*** Opening of INPUT DATA ***

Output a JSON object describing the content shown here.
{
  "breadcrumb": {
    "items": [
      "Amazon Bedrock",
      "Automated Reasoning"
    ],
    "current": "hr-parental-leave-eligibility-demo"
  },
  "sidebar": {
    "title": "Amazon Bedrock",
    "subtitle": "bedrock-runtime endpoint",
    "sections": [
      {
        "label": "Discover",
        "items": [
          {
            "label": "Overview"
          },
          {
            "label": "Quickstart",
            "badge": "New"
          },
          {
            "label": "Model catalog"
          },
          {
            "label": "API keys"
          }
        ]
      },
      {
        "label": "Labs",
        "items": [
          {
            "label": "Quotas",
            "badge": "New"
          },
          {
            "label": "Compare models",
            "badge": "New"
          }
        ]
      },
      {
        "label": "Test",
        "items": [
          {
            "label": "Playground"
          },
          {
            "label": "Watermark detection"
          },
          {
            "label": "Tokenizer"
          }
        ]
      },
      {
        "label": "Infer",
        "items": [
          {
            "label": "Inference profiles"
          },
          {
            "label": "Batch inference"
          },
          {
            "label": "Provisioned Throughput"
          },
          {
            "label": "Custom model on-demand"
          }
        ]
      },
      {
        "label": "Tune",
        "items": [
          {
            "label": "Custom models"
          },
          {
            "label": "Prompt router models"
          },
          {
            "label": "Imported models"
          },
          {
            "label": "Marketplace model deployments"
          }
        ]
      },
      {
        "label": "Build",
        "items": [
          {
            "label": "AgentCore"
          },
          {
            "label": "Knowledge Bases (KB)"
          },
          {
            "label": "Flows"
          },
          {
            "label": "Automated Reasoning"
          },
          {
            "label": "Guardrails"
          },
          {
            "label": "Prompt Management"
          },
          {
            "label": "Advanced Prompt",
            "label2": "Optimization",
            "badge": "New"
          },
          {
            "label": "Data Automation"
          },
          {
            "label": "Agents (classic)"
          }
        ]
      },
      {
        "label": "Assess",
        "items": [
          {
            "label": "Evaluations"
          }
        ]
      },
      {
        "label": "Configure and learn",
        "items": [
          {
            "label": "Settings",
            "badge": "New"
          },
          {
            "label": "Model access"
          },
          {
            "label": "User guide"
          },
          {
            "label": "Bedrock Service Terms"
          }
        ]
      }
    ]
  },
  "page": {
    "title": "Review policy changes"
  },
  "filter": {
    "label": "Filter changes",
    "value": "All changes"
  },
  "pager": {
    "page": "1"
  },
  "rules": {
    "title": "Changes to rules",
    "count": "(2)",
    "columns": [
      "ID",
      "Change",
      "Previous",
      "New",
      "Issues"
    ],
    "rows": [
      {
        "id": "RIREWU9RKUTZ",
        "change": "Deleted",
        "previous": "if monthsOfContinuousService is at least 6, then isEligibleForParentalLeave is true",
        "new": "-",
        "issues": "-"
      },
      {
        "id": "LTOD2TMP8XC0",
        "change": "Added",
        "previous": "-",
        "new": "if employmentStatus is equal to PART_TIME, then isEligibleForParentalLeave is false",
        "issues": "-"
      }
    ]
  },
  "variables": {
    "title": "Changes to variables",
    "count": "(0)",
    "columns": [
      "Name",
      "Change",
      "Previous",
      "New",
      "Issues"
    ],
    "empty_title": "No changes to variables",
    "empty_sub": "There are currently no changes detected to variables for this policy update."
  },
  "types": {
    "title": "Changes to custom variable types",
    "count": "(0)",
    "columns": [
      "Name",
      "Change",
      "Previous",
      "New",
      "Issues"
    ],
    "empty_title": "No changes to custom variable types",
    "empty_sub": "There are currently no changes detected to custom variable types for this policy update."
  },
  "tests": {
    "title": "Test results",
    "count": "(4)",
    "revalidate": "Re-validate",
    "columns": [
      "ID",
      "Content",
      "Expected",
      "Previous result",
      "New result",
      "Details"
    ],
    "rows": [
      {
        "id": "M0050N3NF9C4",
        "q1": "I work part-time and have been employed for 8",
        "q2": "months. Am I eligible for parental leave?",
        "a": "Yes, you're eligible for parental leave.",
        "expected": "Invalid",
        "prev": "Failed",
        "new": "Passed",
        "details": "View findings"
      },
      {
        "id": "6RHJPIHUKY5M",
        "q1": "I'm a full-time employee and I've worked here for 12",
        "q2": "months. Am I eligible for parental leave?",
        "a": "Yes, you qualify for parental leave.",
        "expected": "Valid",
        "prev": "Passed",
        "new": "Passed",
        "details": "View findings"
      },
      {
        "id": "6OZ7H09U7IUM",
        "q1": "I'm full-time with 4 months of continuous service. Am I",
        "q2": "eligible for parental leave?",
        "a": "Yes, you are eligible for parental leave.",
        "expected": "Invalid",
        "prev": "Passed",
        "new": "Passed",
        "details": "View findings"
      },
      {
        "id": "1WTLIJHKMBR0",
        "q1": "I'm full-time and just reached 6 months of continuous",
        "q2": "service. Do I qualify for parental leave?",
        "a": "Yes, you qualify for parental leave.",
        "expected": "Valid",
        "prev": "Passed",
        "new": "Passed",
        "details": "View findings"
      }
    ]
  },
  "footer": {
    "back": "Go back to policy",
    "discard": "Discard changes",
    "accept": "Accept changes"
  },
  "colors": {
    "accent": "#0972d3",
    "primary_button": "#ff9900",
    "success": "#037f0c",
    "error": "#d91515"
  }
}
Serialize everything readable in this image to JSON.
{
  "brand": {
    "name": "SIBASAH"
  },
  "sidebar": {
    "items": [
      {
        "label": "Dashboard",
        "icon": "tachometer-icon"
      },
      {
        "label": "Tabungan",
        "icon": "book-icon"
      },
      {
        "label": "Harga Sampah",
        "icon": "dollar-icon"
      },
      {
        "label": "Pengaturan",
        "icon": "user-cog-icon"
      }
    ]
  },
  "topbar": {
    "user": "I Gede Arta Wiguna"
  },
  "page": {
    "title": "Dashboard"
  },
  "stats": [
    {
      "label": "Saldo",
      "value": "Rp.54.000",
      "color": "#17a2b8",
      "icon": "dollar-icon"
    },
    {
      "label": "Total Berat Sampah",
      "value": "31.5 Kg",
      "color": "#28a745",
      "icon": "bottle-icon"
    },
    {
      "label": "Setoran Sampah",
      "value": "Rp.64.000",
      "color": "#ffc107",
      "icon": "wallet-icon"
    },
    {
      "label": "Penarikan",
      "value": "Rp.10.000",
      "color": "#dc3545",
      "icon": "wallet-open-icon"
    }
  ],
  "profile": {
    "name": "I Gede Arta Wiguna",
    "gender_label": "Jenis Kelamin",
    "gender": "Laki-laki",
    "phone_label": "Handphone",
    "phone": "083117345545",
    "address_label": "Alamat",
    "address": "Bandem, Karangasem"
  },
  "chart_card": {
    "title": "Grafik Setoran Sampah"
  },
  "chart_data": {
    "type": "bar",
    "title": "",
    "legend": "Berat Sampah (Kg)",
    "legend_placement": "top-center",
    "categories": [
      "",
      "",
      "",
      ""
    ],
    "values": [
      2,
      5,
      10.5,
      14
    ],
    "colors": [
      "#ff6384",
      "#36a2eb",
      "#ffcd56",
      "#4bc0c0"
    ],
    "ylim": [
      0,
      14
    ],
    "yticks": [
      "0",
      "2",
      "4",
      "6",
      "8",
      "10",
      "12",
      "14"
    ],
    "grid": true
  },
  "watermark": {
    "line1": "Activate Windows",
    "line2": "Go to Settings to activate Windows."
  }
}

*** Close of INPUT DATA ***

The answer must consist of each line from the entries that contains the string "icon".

        "icon": "tachometer-icon"
        "icon": "book-icon"
        "icon": "dollar-icon"
        "icon": "user-cog-icon"
      "icon": "dollar-icon"
      "icon": "bottle-icon"
      "icon": "wallet-icon"
      "icon": "wallet-open-icon"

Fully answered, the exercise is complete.